– For me the key question isn’t whether or not parents in the past ‘loved’ their children, or if children ‘loved’ their parents, and whether we can discern or prove that historically. The problems associated with defining ‘love’, as alluded by Cunningham, are explored by bell hooks in her book: ‘all about love – new visions’, as are the issues associated with understanding and awareness of the experience of love and abuse.
The family is where our belief system about ‘love’ begins to form. So, in effect, we don’t need to be able to prove if parents in the past loved their children or not. What is more interesting I think, and useful, is to unpick what model for a ‘loving relationship’ has been modelled by parents historically, and how internalisation of that has potentially influenced and effected generations. As hooks says, “love and abuse cannot coexist” (p6), and “love will not be present if the gown-ups who parent do not know how to love” (p9) – however we know that in families parent child relationships framed as ‘loving’ can in fact be abusive – considering the absence of children’s agency in childhood it’s interesting to consider how broadly that applies.
bell hooks goes on to say “One of the myths about lovelessness is that it exists only among the poor and deprived. Yet lovelessness is not a function of poverty or material lack. In homes where material privileges abound, children suffer emotional neglect and abuse.” (p23) This I think is a necessary awareness when considering the nature of parent/child relationships historically. The idea and impact of parents modelling ‘love’ is such an important point I’m going to post a photo of this whole page from bell hooks’ book, which includes reflection on how families teach the rules and behaviour about love from John Bradshaw:
In terms of the potential of translating historical sources of parent child relationships, I think it important to remember that parents were/are also children, and the manifestation of their attitudes and behaviour towards their own children can potentially tell us about their own experiences of ‘love’, whether that be through their resistance and change to the model they were given, or through it’s perpetuation. Are adults as parents mirrors of their own experience of parental love as children? What influences that?
In addition to the emotional barriers, the nature of inheritance based family relationships (I skipped forward a bit in Cunningham’s book the other day, more on that later), in which there is a great dependency of children on the good will of parents for their future survival, can make rejecting and challenging parenting models problematic – this is a modern day phenomomen also. Which I think means you can expect parenting patterns to be quite repetitive, aside from the impact of external social/economic factors.
Anyway, back to Cunningham.
“Childhood cannot be studied in isolation from society as a whole.
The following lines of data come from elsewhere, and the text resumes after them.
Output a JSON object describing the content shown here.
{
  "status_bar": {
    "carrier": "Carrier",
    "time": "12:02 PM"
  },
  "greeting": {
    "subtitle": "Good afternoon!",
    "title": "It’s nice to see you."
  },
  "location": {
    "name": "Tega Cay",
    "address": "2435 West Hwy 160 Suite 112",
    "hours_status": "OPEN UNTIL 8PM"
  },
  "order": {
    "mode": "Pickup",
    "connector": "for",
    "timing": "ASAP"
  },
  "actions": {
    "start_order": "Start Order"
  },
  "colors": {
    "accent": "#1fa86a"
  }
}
It is arguable that the the factors which have had most impact on it, both as a set of ideas and as a phase of life, have been primarily economic and demographic, and in second place political… we need to embed their history in wider economic, social and political developments.” (p3)
I agree with Cunningham, although I an inclined to think, at the moment at least, that it is patriarchal/authoritarian systems and beliefs, affecting the lived experiences of men, women and children, that have had and continue to have the most influence on the experience of childhood – patriarchy/authoritarianism of course influencing all of the above mentioned spheres.
p4-5 interesting references to Phillipe Ariès and Norbert Elias:
“Elias argues that ‘The distance in behaviour and whole psychological structure between children and adults increases in the course of the civilising process.’ This was the precise point underlying Ariès book. For Elias ‘the civilising process’ involved a control of the instincts.. In the early modern period a plethora of advice books told adults how to behave, marking off the distance between adult and child” (p4)
Well this sounds interesting, and oppressive – who was writing these books and for whom? Straight away my thoughts turn to colonialism, and also to the ‘civilising’ of childbirth and women’s identities. And also to little boys being ‘civilised’ into not showing their emotions. This is really interesting and I’m looking forward to exploring it more.
“The assumption by the end of the eighteenth century was coming to be that adults, in the social classes who might be assumed to read the advice books, would already have acquired good manners, but that children needed to be taught them” (p5)
This attitude is still very common in parenting culture today.
Speaking of which, I need to break here because my family need me. I’ll finish these ‘introduction’ notes tonight…